Trevor Rahn (CRD#: 2196155), a 26-year veteran of the securities industry whose experience spans five firms, is involved in a pending customer dispute filed on June 12, 2019 in which a client alleges that “[the] financial advisor engaged in a pattern of unauthorized trading and margin use in customer’s account in order to generate commissions and resulting in losses to customer” from January 2014 to November 2015, according to Trevor Rahn’s BrokerCheck report accessed on August 6, 2019. The client is requesting $854,410 in damages. Trevor Rahn is not currently affiliated with any firm.
Trevor Rahn settled a customer dispute for $114,000 after a customer alleged that “the number of transactions in the account were unauthorized,” according to his BrokerCheck report. The client filed the claim on November 5, 2018 and originally requested $1,137,915.
J.P. Morgan Chase Bank NA terminated Trevor Rahn on September 17, 2018 for “unacceptable practices by the representative relating to the timing and size of orders and resulting transaction charges in a client account and relating to the marking of certain orders for the account as unsolicited.”
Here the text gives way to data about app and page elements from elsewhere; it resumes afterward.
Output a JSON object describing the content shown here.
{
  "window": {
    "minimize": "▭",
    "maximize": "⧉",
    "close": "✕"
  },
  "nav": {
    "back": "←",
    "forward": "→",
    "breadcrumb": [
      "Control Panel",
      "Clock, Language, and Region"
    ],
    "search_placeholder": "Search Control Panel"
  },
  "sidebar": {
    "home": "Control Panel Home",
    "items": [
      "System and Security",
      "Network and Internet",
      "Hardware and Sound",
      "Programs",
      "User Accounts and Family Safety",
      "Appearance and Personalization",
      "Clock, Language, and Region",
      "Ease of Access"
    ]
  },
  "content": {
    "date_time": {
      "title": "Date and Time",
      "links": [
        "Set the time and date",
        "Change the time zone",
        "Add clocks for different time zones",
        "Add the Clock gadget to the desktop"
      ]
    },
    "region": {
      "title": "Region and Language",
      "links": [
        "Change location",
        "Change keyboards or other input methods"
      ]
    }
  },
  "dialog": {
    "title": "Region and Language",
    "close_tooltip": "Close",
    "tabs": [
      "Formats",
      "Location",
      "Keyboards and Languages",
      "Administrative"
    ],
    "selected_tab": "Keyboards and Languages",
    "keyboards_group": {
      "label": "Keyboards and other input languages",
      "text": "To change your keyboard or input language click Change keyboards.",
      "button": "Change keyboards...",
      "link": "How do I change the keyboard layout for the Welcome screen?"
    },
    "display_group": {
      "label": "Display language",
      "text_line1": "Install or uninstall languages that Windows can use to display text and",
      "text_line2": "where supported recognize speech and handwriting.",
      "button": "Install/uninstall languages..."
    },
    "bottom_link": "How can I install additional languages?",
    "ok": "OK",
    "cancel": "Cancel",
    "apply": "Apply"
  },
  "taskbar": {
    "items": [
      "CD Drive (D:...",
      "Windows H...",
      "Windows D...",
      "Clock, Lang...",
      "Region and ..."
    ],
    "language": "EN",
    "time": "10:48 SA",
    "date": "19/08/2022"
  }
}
When a broker wants to make a trade, they submit an order ticket (commonly done by computer). These tickets are for internal use only; clients never see them. The broker marks the ticket either “unsolicited” or “solicited.” Investors may never have been told what these terms mean, or their broker may have even given them a deliberately wrong answer. So what is the difference between an “unsolicited” and a “solicited” one? It all comes down to one question: whose idea were the trades? If a trade is “solicited,” it means that it was the broker’s idea. It is “unsolicited” when it was the customer’s idea. Brokers who mismark trades generally do so to protect themselves from claims of unsuitability, fraud, and unauthorized trading. After all, it is harder for a client to claim that certain investments were unsuitable if the client asked the broker to invest in those securities products. When a client receives confirmation of the trades, the word “unsolicited” should raise alarm bells for investors if the investment idea was the broker’s idea, not the client’s.
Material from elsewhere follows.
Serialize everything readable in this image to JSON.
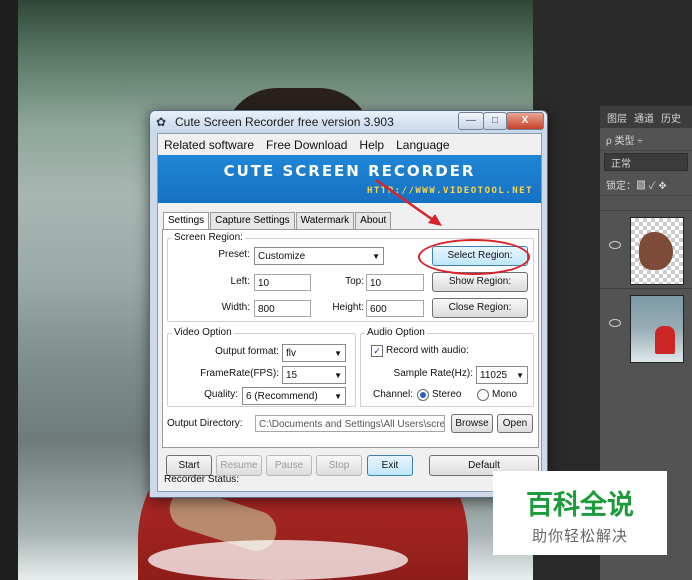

Trevor Rahn settled a customer dispute for $57,857. The client originally requested damages of $5,000 and filed the claim on October 11, 2016. According to Trevor Rahn’s BrokerCheck, “In October 2015, the administrators of a client’s estate requested the transfer and liquidation of positions that were then transferred and sold. Later, the administrators of the estate alleged that they were not made aware of the fees for liquidating the estate account and that the fees were excessive.”
Trevor Rahn had a civil lien for $763,424.76 on July 17, 2014.
Trevor Rahn was previously registered with the following firms:
- P. Morgan Securities LLC (CRD#: 79)
- Deutsche Bank Securities Inc. (CRD#: 2525)
- Morgan Stanley & Co. Incorporated (CRD#: 8209)
- Morgan Stanley DW Inc. (CRD#: 7556)
- Merrill Lynch, Pierce, Fenner & Smith Incorporated (CRD#: 7691)
If Trevor Rahn was your broker or you have questions about unauthorized transactions, don’t hesitate to contact experienced securities attorneys Marc Fitapelli and Jonathan Kurta. Call Fitapelli Kurta at (877) 238-4175 or email firstname.lastname@example.org. Your consultation is free, so don’t delay.